Find every line in the records below that holds the word "text" and copy it.

[Data supplied]
--- START ---
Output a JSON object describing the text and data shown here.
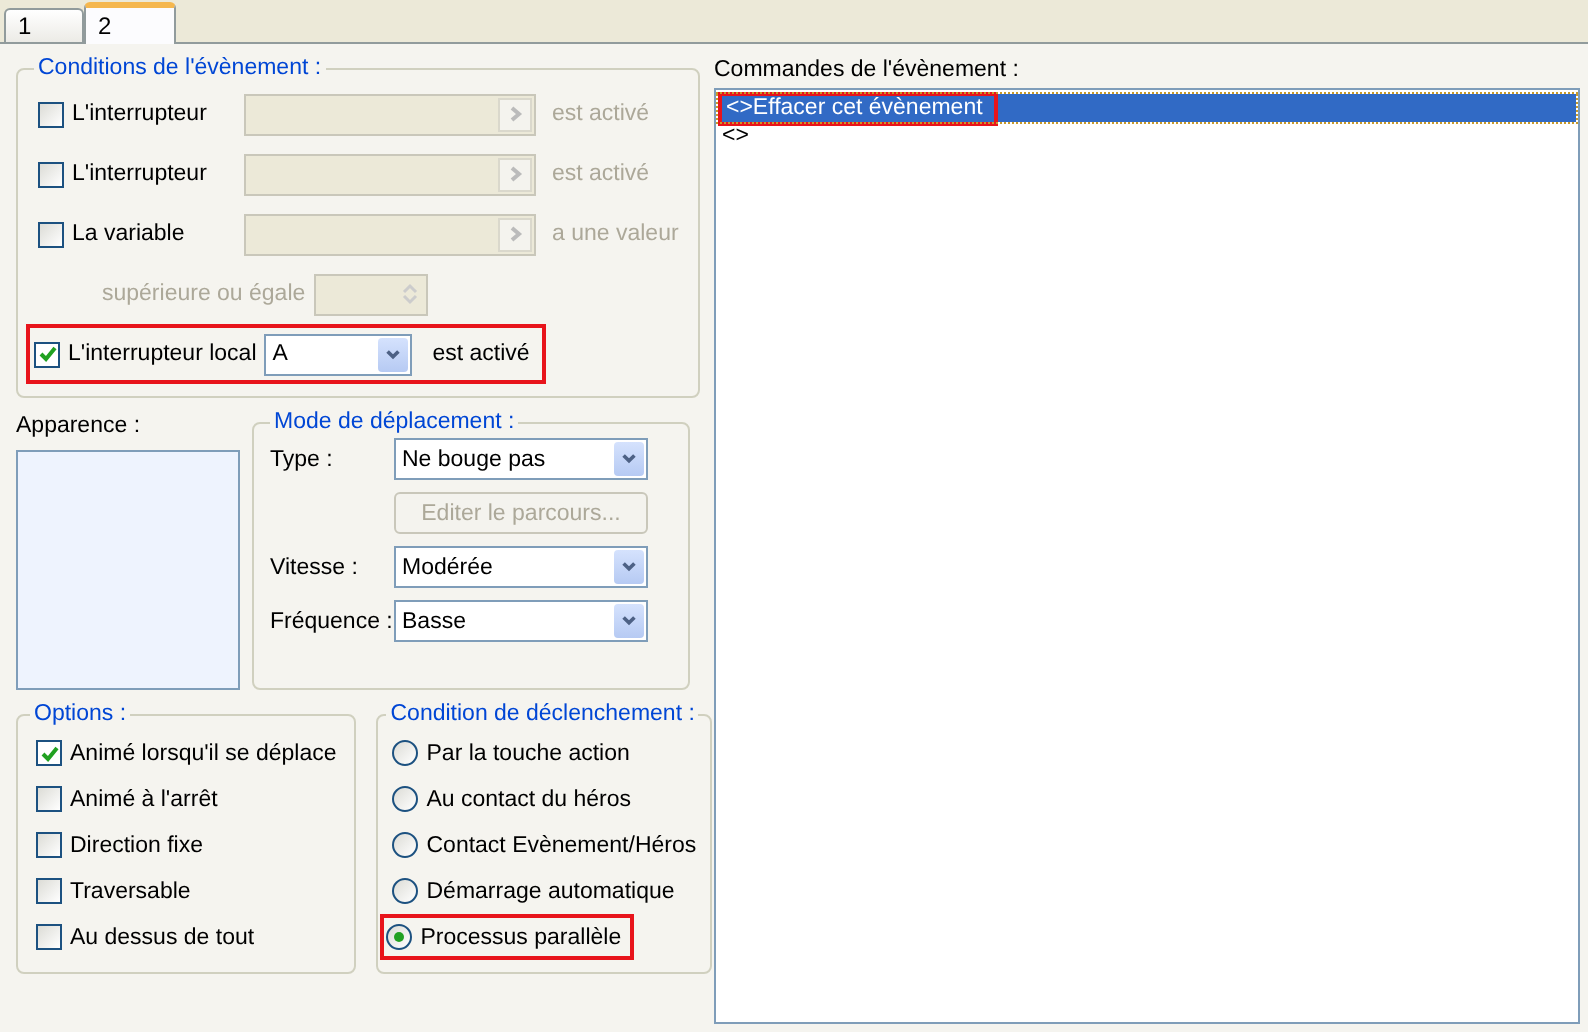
{
  "tabs": [
    {
      "label": "1",
      "selected": false
    },
    {
      "label": "2",
      "selected": true
    }
  ],
  "conditions": {
    "title": "Conditions de l'évènement :",
    "rows": [
      {
        "kind": "switch",
        "label": "L'interrupteur",
        "checked": false,
        "disabled": true,
        "suffix": "est activé",
        "highlighted": false
      },
      {
        "kind": "switch",
        "label": "L'interrupteur",
        "checked": false,
        "disabled": true,
        "suffix": "est activé",
        "highlighted": false
      },
      {
        "kind": "switch",
        "label": "La variable",
        "checked": false,
        "disabled": true,
        "suffix": "a une valeur",
        "highlighted": false
      },
      {
        "kind": "compare",
        "label": "supérieure ou égale",
        "disabled": true,
        "highlighted": false
      },
      {
        "kind": "select",
        "label": "L'interrupteur local",
        "checked": true,
        "disabled": false,
        "value": "A",
        "suffix": "est activé",
        "highlighted": true
      }
    ]
  },
  "appearance": {
    "label": "Apparence :"
  },
  "movement": {
    "title": "Mode de déplacement :",
    "type_label": "Type :",
    "type_value": "Ne bouge pas",
    "edit_button": {
      "label": "Editer le parcours...",
      "disabled": true
    },
    "speed_label": "Vitesse :",
    "speed_value": "Modérée",
    "frequency_label": "Fréquence :",
    "frequency_value": "Basse"
  },
  "options": {
    "title": "Options :",
    "items": [
      {
        "label": "Animé lorsqu'il se déplace",
        "checked": true
      },
      {
        "label": "Animé à l'arrêt",
        "checked": false
      },
      {
        "label": "Direction fixe",
        "checked": false
      },
      {
        "label": "Traversable",
        "checked": false
      },
      {
        "label": "Au dessus de tout",
        "checked": false
      }
    ]
  },
  "trigger": {
    "title": "Condition de déclenchement :",
    "items": [
      {
        "label": "Par la touche action",
        "selected": false,
        "highlighted": false
      },
      {
        "label": "Au contact du héros",
        "selected": false,
        "highlighted": false
      },
      {
        "label": "Contact Evènement/Héros",
        "selected": false,
        "highlighted": false
      },
      {
        "label": "Démarrage automatique",
        "selected": false,
        "highlighted": false
      },
      {
        "label": "Processus parallèle",
        "selected": true,
        "highlighted": true
      }
    ]
  },
  "commands": {
    "label": "Commandes de l'évènement :",
    "items": [
      {
        "text": "<>Effacer cet évènement",
        "selected": true,
        "highlighted": true
      },
      {
        "text": "<>",
        "selected": false,
        "highlighted": false
      }
    ]
  }
}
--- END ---
[Result]
Output a JSON object describing the text and data shown here.
        "text": "<>Effacer cet évènement",
        "text": "<>",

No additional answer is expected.